My daughter is in for some rough years unless I get banned from her sporting events. I don’t think they can do that to moms. But if they do, maybe I can wear my police reserve uniform and sneak in. And, if that doesn’t work, I’ll go as McGruff.

Not that I screeched any less at her brother when he was running. “Go, Antonio, go. Dig, dig, dig.” He’s in for the same mortification.

When another mom, texted a photo of 12-year old Crystel and her daughter, following their first cross country race as 6th graders, it hit me that Crystel’s experience in sports will be very different than mine.

This year marks the 42nd anniversary of Title IX.

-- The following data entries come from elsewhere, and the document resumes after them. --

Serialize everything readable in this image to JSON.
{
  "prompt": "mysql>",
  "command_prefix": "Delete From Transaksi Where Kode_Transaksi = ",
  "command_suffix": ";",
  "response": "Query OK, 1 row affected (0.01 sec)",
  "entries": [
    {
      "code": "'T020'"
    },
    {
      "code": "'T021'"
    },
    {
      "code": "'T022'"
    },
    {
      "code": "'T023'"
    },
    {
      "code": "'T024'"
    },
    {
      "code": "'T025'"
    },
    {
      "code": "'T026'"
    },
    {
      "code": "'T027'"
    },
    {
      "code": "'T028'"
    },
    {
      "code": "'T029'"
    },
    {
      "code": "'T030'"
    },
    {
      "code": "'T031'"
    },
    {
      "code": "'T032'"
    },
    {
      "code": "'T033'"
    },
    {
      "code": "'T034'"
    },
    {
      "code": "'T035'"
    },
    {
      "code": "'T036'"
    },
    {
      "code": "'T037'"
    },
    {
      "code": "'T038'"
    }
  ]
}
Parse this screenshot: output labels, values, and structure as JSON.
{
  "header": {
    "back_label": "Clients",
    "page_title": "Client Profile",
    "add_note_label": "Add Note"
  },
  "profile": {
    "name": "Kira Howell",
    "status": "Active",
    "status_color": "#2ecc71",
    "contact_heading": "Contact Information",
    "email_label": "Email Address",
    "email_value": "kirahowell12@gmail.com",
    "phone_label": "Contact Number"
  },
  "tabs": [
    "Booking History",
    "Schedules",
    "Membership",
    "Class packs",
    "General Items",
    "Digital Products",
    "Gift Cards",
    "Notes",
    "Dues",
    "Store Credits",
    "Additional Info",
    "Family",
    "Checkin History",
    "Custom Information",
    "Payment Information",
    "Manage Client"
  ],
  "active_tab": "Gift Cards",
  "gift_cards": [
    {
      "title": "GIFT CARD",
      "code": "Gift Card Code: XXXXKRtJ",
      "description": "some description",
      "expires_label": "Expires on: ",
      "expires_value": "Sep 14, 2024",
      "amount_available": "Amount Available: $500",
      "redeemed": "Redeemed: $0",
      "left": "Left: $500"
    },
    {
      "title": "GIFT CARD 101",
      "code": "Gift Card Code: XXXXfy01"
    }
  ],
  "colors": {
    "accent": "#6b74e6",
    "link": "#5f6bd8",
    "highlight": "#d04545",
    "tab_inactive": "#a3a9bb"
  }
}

10th place for Crystel and 20th place for Natty at the Apple Valley Cross Country meet

10th place for Crystel and 20th place for Natty in the 2-mile race at the Apple Valley cross country meet

In 1970 when I was 12, Title IX had not yet passed. Although I could beat my older brothers at most anything and was the only one who dived off the cliff in Spring Valley, Wisconsin into the Eau Galle Dam, I couldn’t compete in sports.

Regulations on how to implement Title IX, signed into law, June 23, 1972, did not go into effect until 1975.

This past summer, Crystel was mulling over which activities and sports she was going to become involved in during middle school. “This is what you call a dilemma, Crystel,” I told her. “You have so many options that you will have to choose.”

Three weeks into middle school, she’s done what she can to cram in her interests: piano, dance, cross country, and Kor Am Tae Kwon Do. If she could she’d figure out how to add soccer and a number of other after school activities.

When Title IX was enacted, 1 in 27 girls participated in athletics. One in three girls participates in athletics today.

In the photo, Crystel and her friend are self-assured, confident, and have just run their first one mile race. According to the Women’s Sports Foundation, women who are active in sports have more self-confidence and are more outgoing than women who do not participate.

Most people think Title IX only applies to sports, but athletics is only one of ten key areas addressed by the law. Other areas include: access to higher education, career education, education for pregnant and parenting students, employment, learning environment, math and science, sexual harassment, standardized testing, and technology.

Before Title IX

• In 1972, women earned just 7% of all law degrees and 9% of all medical degrees.

• In 1970, women earned only 13.3% of doctoral degrees.

• Women weren’t awarded athletic scholarships.

After Title IX

• For the graduating class of 2013, the Department of Education estimated that women earned 61.6% of all associate’s degrees, 56.7% of all bachelor’s degrees, 59.9% of all master’s degrees, and 51.6% of all doctor’s degrees.

• Last year, 140 women graduated with a college degree at some level for every 100 men.

• By 2003, there was more than $1 million in scholarships for women at Division I schools.

1045198_1472771266320064_3137456199553566764_n1My WordSister, sister in writing, Ellen Shriner has completed a book-length memoir called BRAVADO AND A SKETCHY VISION LED ME HERE, a coming-of-age story that takes place in 1979 and 1980 during her first year of college teaching.

Her memoir portrays the challenges of women faced as they sought graduate degrees and entered the workforce.

On July 5, 2012, Ellen also wrote a blog piece about Title IX.

Thanks to Title IX, Crystel has the wonderful dilemma of choosing which sport she will compete in. Eventually when she joins the workforce, she will have more choices to her liking than women of previous generations had.

And, because of Title IX, Crystel and Antonio will have to put up with a mom that alternately shrieks and sobs at the finish line.